A message from Dr. Tara Stoinski, president and CEO/chief scientist, the Dian Fossey Gorilla Fund
We’ve heard so much about climate change in recent weeks, with the Trump administration’s decision to pull out of the Paris climate accord. The devastating impacts of this decision on our own species as well as those with whom we share the earth has been eloquently discussed by so many in the news media over the last few weeks. Today, I would like to talk about what it means for the animal that is closest to my heart—gorillas.
In my work as CEO and chief scientist of the Dian Fossey Gorilla Fund, it is increasingly important for our organization to understand and, as much as possible, plan for the effects climate change may have on the critically endangered gorillas that we protect every day in Africa. The gorillas, like all endangered species, already face so many human-induced threats—loss of habitat, hunting and poaching, and diseases. And like many field conservation organizations, we work every day to protect them from these dangers, staving off extinction as best we can.
The additional and very real threat to the gorillas represented by climate change is one, however, that it is much harder for us to protect against because it has the potential to affect so much of the gorillas’ environment. Changes in rainfall patterns and temperatures can affect the gorillas’ food supply, cause thermal stress, increase the chance that they lose habitat to forest fires, and enable the emergence of new diseases for which the gorillas have little or no immunity. Climatic change is also likely to have significant impact on the human populations living near the gorillas, which can in turn put more pressure on the gorillas themselves. For example, as food and water supplies of local populations are affected—such as in a drought that reduces crop yields—the already considerable pressures on the forest as a source of food and water are likely to increase even further.

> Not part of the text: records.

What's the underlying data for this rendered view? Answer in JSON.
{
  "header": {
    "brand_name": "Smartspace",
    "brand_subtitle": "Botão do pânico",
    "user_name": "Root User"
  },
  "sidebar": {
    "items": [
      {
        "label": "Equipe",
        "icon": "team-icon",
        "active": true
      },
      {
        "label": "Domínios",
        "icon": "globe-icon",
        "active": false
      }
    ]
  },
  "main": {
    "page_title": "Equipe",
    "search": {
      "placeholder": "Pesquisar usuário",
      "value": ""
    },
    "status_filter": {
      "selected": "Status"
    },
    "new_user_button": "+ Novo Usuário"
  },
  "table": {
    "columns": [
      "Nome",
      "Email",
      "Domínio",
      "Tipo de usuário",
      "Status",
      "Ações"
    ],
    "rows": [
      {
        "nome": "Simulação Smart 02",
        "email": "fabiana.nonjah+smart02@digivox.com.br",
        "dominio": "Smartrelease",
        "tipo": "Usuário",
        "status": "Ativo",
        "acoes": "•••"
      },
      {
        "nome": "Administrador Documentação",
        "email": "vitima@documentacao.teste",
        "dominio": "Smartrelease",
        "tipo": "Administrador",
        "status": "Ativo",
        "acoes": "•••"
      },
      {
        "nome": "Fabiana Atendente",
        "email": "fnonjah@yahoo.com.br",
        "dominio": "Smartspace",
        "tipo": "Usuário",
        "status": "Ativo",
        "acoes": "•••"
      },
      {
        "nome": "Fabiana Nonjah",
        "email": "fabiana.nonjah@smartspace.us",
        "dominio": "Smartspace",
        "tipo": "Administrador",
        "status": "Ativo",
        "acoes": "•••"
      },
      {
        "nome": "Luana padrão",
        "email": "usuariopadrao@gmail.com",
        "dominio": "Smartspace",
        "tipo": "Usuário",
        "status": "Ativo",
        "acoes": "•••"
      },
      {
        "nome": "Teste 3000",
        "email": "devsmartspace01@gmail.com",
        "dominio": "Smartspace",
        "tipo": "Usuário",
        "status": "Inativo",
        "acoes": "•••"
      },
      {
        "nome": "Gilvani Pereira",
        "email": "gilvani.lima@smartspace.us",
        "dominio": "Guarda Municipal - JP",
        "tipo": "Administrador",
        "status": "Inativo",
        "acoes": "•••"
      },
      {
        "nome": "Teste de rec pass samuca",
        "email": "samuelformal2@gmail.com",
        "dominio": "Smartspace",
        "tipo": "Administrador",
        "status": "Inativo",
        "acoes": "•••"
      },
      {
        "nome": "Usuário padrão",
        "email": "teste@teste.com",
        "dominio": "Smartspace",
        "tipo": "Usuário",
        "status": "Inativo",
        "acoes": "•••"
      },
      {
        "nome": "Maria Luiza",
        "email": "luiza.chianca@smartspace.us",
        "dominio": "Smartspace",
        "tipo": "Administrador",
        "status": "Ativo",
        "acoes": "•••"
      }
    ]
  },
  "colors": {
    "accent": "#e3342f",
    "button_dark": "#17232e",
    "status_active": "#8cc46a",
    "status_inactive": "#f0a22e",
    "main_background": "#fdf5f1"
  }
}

We’re already seeing changes….
Sadly, we are already seeing changes in mountain gorilla habitat that are indicative of climate change, such as changes in temperature and rainfall. In addition, between the 1980s and 2000s, we saw altitudinal shifts—a pattern often associated with climate change—in some of the key gorilla food species, as well as a 50 percent decline in the biomass of the gorillas’ most preferred food. We do not know what is responsible for this latter result. It may have more to do with the increasing gorilla population than climate change. But it is obviously very worrisome and something we are continuing to monitor.
One piece of good news is that given their broad diet, mobility (they are not reliant on a specific nesting or breeding site), and behavioral flexibility, gorillas, like most primates, are likely to be able to buffer some of the effects of climate change better than species with more-specialized niches. As an example of how gorillas and other primates may be buffered from climatic extremes, take the severe drought that hit Kenya in 2009. The wildebeest and zebra populations of Amboseli National Park were devastated, with an estimated 98 percent and 75 percent, respectively, dying as a result, whereas mortality in the baboon population was less than 15 percent.
However, of concern for the mountain gorillas we protect is their extremely limited habitat. They are restricted to the top of six volcanoes, which are surrounded by some of the highest rural population densities in Africa. Simply stated, they don’t have much ability to go up or down should major changes to their habitat occur.
More strategic work to do
What can be done to protect gorillas from the inevitable changes that climate change will bring? Most importantly, it will take thoughtful leadership and commitment from governments around the world. I am happy that so many countries worldwide as well as state and local governments within the United States have emphatically stated their continued commitment to the Paris Accord in the aftermath of Trump’s decision.
And we at the Dian Fossey Gorilla Fund are also taking steps to ensure forward progress to protect some of the world’s most vulnerable species and environments from climate change. In our new strategic plan, we have committed to expanding our research into the overall biodiversity of the park where the mountain gorillas live. This will enable us to monitor what is happening to both key individual species and the overall health of the ecosystem. We are also expanding our work with the communities living in and around the gorillas’ habitat, providing more livelihood options and educational opportunities to lessen their dependence on the forest for resources and help buffer them from potential devastating climate change effects.
Also, see our recent collaborative publication in the journal Global Climate Change that looks at the effect of climate variability on survivorship and reproduction in seven primate species. (Campos et al., Does climate variability influence the demography of wild primates? Evidence from long-term life-history data in seven species. http://onlinelibrary.wiley.com/doi/10.1111/gcb.13754/full)